HIST233 - People and Power in Modern Mexico

Description: 
This seminar introduces the history of revolution and authoritarianism in Mexico from c.1880 - c.2000. It applies multidisciplinary approaches to primary sources ranging from cartoons to declassified intelligence to consider the relationships between people and power, investigating the three central questions of modern Mexican history: Why was there a major social revolution? How did that popular revolution mutate into a successful authoritarian state? And how did Mexicans with profound experience of mass mobilization coexist with that authoritarianism, and with the skewed economy it oversaw? In debating these questions the course aims not just to trace the course of modern Mexican social, cultural and political history, but also to think about a more general problem: Why people rebel, and why they do not rebel. This course fulfills the seminar and Latin America requirements for the History Major.
Instructors: 
LOMBERA, JUAN
Day and Time: 
MW 0630PM-0800PM
Room: 
CLAUDIA COHEN HALL 203
Activity: 
SEM
Cross Listings: 
  • SOCI431601
Registration Notes: 

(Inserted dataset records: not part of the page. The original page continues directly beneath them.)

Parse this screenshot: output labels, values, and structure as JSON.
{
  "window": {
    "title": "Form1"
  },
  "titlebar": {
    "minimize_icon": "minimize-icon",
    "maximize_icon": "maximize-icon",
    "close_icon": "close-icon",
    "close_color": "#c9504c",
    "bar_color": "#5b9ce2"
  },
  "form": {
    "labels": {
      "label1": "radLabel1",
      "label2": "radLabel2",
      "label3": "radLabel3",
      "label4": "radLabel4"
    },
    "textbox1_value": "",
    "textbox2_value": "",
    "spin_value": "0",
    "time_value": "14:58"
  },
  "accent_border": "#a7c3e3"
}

CROSS CULTURAL ANALYSIS
This is an LPS course. Registration may be limited to LPS students.